Tragedy strikes in Orlando, FL, yet again as the remains of two-year-old Lane Graves have been discovered after the child was reportedly attacked and pulled into the water by an alligator at Walt Disney World’s Grand Floridian Resort. The incident was said to have happened while the toddler and his mother were attending an outdoor movie night at the resort. Witnesses of the incident said that they saw the mother with the toddler, who was wading on the edge on the lake, which seems to resemble a small beach.
At approximately 9:00 p.m., Lane Graves was attacked and pulled into the lake by an alligator reported to be four-to-seven feet in length. His father’s attempts to dive in after him and force the alligator’s mouth open to release the child were unsuccessful as the boy had already been pulled under the murky water.
Tragically, his remains were discovered, 12-15 yards from where the attack occurred, by an Orange County dive team after a grueling 16-hour search of the property. His body was found intact with a few puncture wounds and, while an autopsy has yet to be performed, it is likely that the cause of death was drowning.
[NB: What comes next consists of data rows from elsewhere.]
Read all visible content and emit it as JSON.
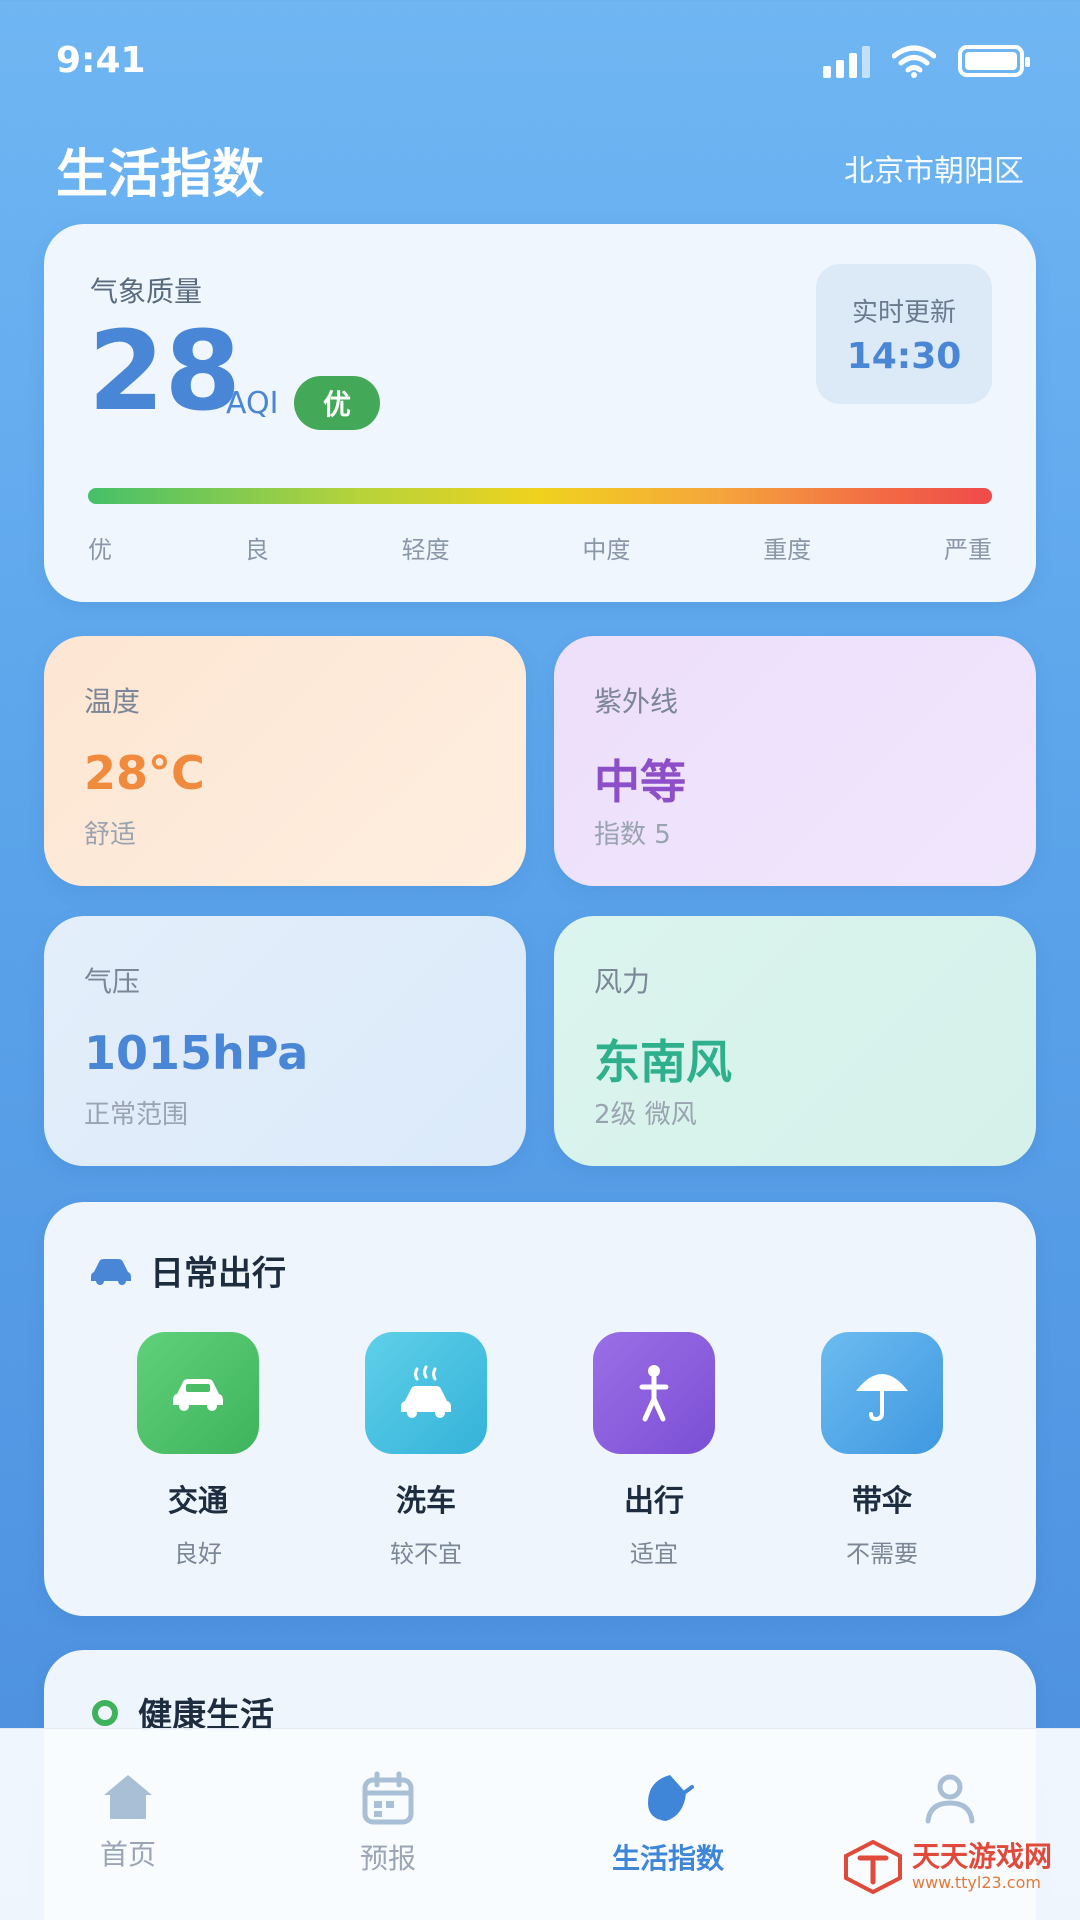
{
  "status": {
    "time": "9:41"
  },
  "header": {
    "title": "生活指数",
    "location": "北京市朝阳区"
  },
  "aqi": {
    "label": "气象质量",
    "value": "28",
    "unit": "AQI",
    "level": "优",
    "update_label": "实时更新",
    "update_time": "14:30",
    "scale": [
      "优",
      "良",
      "轻度",
      "中度",
      "重度",
      "严重"
    ]
  },
  "cards": {
    "temperature": {
      "label": "温度",
      "value": "28°C",
      "sub": "舒适",
      "color": "#f08a3c"
    },
    "uv": {
      "label": "紫外线",
      "value": "中等",
      "sub": "指数 5",
      "color": "#8d4fc8"
    },
    "pressure": {
      "label": "气压",
      "value": "1015hPa",
      "sub": "正常范围",
      "color": "#4a86d6"
    },
    "wind": {
      "label": "风力",
      "value": "东南风",
      "sub": "2级 微风",
      "color": "#2fb08d"
    }
  },
  "travel": {
    "title": "日常出行",
    "items": [
      {
        "title": "交通",
        "status": "良好",
        "icon": "car-icon"
      },
      {
        "title": "洗车",
        "status": "较不宜",
        "icon": "car-wash-icon"
      },
      {
        "title": "出行",
        "status": "适宜",
        "icon": "person-icon"
      },
      {
        "title": "带伞",
        "status": "不需要",
        "icon": "umbrella-icon"
      }
    ]
  },
  "health": {
    "title": "健康生活"
  },
  "tabs": [
    {
      "label": "首页",
      "icon": "home-icon"
    },
    {
      "label": "预报",
      "icon": "calendar-icon"
    },
    {
      "label": "生活指数",
      "icon": "leaf-icon",
      "active": true
    },
    {
      "label": "",
      "icon": "profile-icon"
    }
  ],
  "watermark": {
    "title": "天天游戏网",
    "url": "www.ttyl23.com"
  }
}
Disney World commented on the incident by saying that in the 45 years since the canals have existed there has never been a report of an attack like this. The Seven Seas Lagoon, as the lake is called, is a man-made body of water that separates the resort from the Magic Kingdom park and stretches into a series of canals that wind through the entire Disney property.
While the hotel did in fact have signage posted around the Seven Seas lagoon that read “No Swimming Please,” the question of whether or not Disney is liable for this incident is open for discussion.
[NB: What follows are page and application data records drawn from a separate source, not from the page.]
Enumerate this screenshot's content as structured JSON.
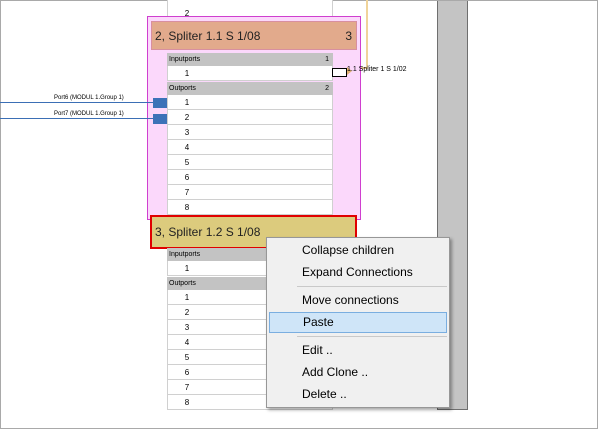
{
  "node2": {
    "title": "2, Spliter 1.1 S 1/08",
    "number": "3",
    "inputports": {
      "label": "Inputports",
      "count": "1",
      "rows": [
        "1"
      ]
    },
    "outputports": {
      "label": "Outports",
      "count": "2",
      "rows": [
        "1",
        "2",
        "3",
        "4",
        "5",
        "6",
        "7",
        "8"
      ]
    }
  },
  "node3": {
    "title": "3, Spliter 1.2 S 1/08",
    "inputports": {
      "label": "Inputports",
      "rows": [
        "1"
      ]
    },
    "outputports": {
      "label": "Outports",
      "rows": [
        "1",
        "2",
        "3",
        "4",
        "5",
        "6",
        "7",
        "8"
      ]
    }
  },
  "top_rows": [
    "2"
  ],
  "wires": {
    "port6_label": "Port6 (MODUL 1.Group 1)",
    "port7_label": "Port7 (MODUL 1.Group 1)"
  },
  "connection_label": "1.1 Spliter 1 S 1/02",
  "context_menu": {
    "items": [
      "Collapse children",
      "Expand Connections",
      "Move connections",
      "Paste",
      "Edit ..",
      "Add Clone  ..",
      "Delete .."
    ],
    "highlighted": "Paste"
  },
  "colors": {
    "node2_bg": "#fbd8fb",
    "node2_title": "#e2aa8c",
    "node3_title": "#dccb7d",
    "selection_border": "#e00000",
    "wire": "#3b6fb5",
    "menu_highlight": "#cfe5f8"
  }
}
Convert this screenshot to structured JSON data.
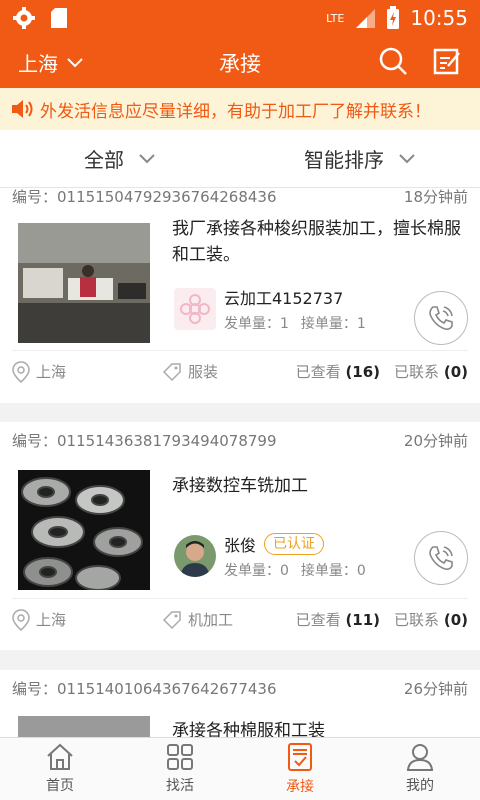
{
  "status": {
    "network": "LTE",
    "time": "10:55"
  },
  "header": {
    "city": "上海",
    "title": "承接"
  },
  "notice": "外发活信息应尽量详细，有助于加工厂了解并联系！",
  "filters": {
    "all": "全部",
    "sort": "智能排序"
  },
  "card_labels": {
    "id_prefix": "编号：",
    "order_count": "发单量：",
    "take_count": "接单量：",
    "viewed": "已查看",
    "contacted": "已联系"
  },
  "cards": [
    {
      "id": "01151504792936764268436",
      "time": "18分钟前",
      "desc": "我厂承接各种梭织服装加工，擅长棉服和工装。",
      "poster": "云加工4152737",
      "verified": "",
      "orders": "1",
      "takes": "1",
      "location": "上海",
      "category": "服装",
      "viewed": "(16)",
      "contacted": "(0)"
    },
    {
      "id": "01151436381793494078799",
      "time": "20分钟前",
      "desc": "承接数控车铣加工",
      "poster": "张俊",
      "verified": "已认证",
      "orders": "0",
      "takes": "0",
      "location": "上海",
      "category": "机加工",
      "viewed": "(11)",
      "contacted": "(0)"
    },
    {
      "id": "01151401064367642677436",
      "time": "26分钟前",
      "desc": "承接各种棉服和工装"
    }
  ],
  "tabs": [
    {
      "label": "首页",
      "icon": "home-icon"
    },
    {
      "label": "找活",
      "icon": "grid-icon"
    },
    {
      "label": "承接",
      "icon": "clipboard-icon",
      "active": true
    },
    {
      "label": "我的",
      "icon": "person-icon"
    }
  ],
  "colors": {
    "brand": "#f05a14",
    "notice_bg": "#fdf3d6",
    "verified": "#f0a020"
  }
}
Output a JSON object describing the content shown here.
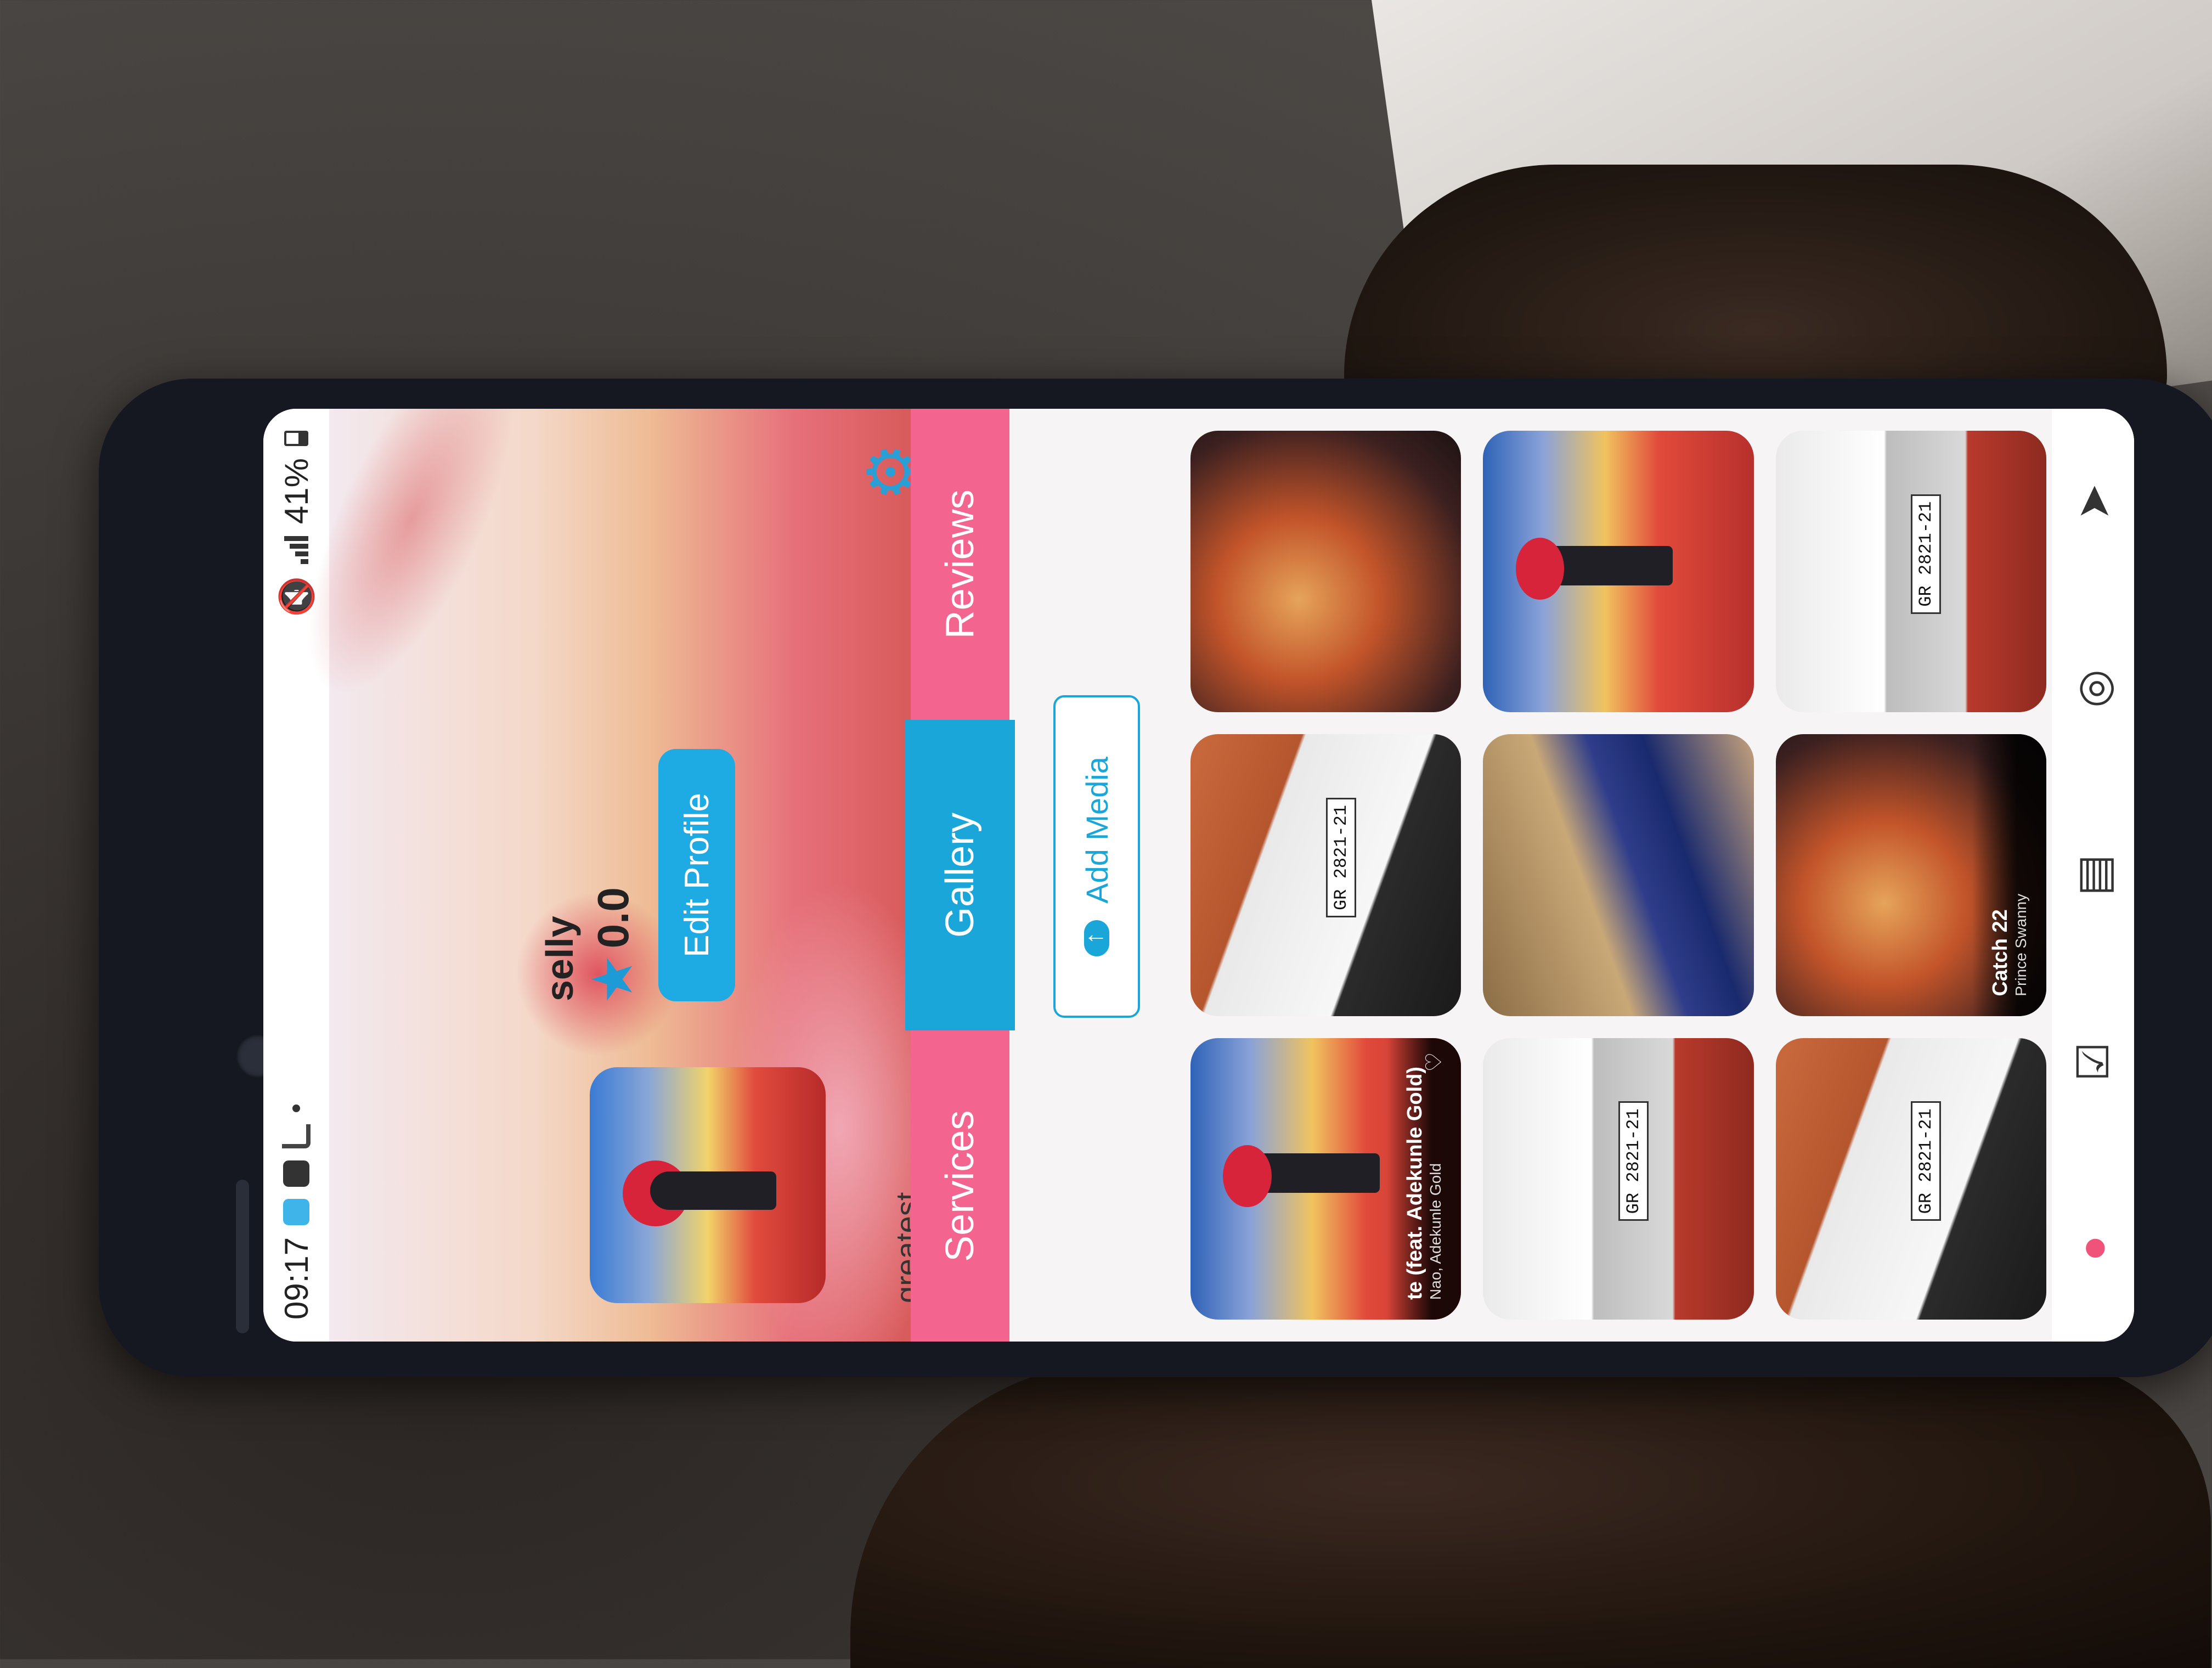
{
  "status_bar": {
    "time": "09:17",
    "battery": "41%"
  },
  "profile": {
    "name": "selly",
    "rating": "0.0",
    "edit_label": "Edit Profile",
    "bio": "greatest"
  },
  "tabs": [
    {
      "label": "Services",
      "active": false
    },
    {
      "label": "Gallery",
      "active": true
    },
    {
      "label": "Reviews",
      "active": false
    }
  ],
  "gallery": {
    "add_media_label": "Add Media",
    "items": [
      {
        "kind": "art",
        "title": "te (feat. Adekunle Gold)",
        "subtitle": "Nao, Adekunle Gold"
      },
      {
        "kind": "car",
        "plate": "GR 2821-21"
      },
      {
        "kind": "cover"
      },
      {
        "kind": "car2",
        "plate": "GR 2821-21"
      },
      {
        "kind": "photo"
      },
      {
        "kind": "art"
      },
      {
        "kind": "car",
        "plate": "GR 2821-21"
      },
      {
        "kind": "cover",
        "title": "Catch 22",
        "subtitle": "Prince Swanny"
      },
      {
        "kind": "car2",
        "plate": "GR 2821-21"
      }
    ]
  },
  "bottom_nav": [
    {
      "icon": "profile-icon",
      "active": true
    },
    {
      "icon": "checklist-icon",
      "active": false
    },
    {
      "icon": "document-icon",
      "active": false
    },
    {
      "icon": "coins-icon",
      "active": false
    },
    {
      "icon": "send-icon",
      "active": false
    }
  ],
  "colors": {
    "accent_blue": "#1aa6d8",
    "tab_pink": "#f3648e",
    "nav_active": "#f0537a"
  }
}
IS DISNEY LIABLE FOR THE ALLIGATOR ATTACK?
As a business, Disney has a responsibility to ensure reasonable upkeep of its premises, which would include appropriate warning signage. While it may not be Disney’s job to protect its guests and ensure their safety at all times, the question still remains, did Disney do enough to warn its guests of the possible danger of alligators in the Seven Seas Lagoon? As a Miami personal injury lawyer who has argued many cases against Walt Disney World as well as hundreds of other hospitality properties in premises-liability cases, I feel that there is a huge difference between signs that read “No Swimming Please” and “Warning: Beware of Alligators.”
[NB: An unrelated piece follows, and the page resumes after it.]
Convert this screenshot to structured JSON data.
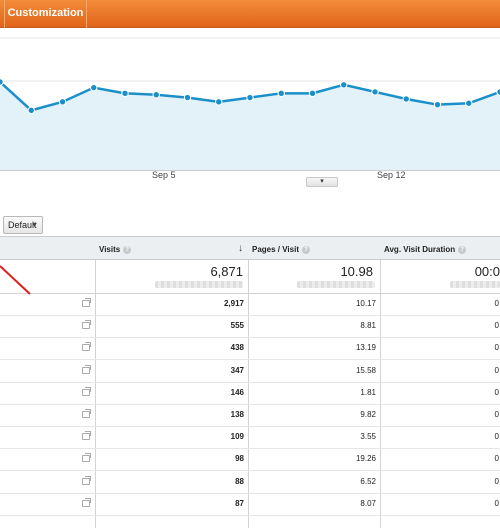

The Florida Fish and Wildlife Conservation Committee has reported that Disney routinely removes alligators from their property. That fact suggests they knew or should have known that that their waters were inhabited by alligators. It is Disney’s duty to warn the public of these known dangers. However, according to WESH 2 news, there was only one alligator warning sign found on the property by a small pond. A few miles up the road the Hyatt Grand Cypress Resort displays a similar “No Swimming” sign with a secondary warning showing a picture of an alligator and the words “Please be aware of alligators in the lake.” In this case Disney’s lack of proper signage shows negligence on their behalf in their duty of care to their guests.
Our Miami personal injury law firm–located just hours away from Orlando, Florida–would like to express our deepest condolences for the Graves family. We add to that sympathy the hope that this accident will act as a wake-up call for Disney World to ensure that every precaution is taken, especially at such a popular family destination as Disney World.
INVOLVED IN AN ACCIDENT AT DISNEY WORLD
If you or a family member has been involved in an accident at Disney World or any amusement park we are prepared to help you. Our Miami injury lawyers have gained compensation for victims involved in cases against huge corporations, such as Walmart, Kmart, Target, Publix, and Disney. We urge you to obtain immediate medical care and consult with our office as soon as possible. Contact us toll-free at 1-866-597-4529 or by email at firstname.lastname@example.org to receive a free consultation with a dedicated team of Miami injury lawyers with nearly 50 years of combined experience with injury cases.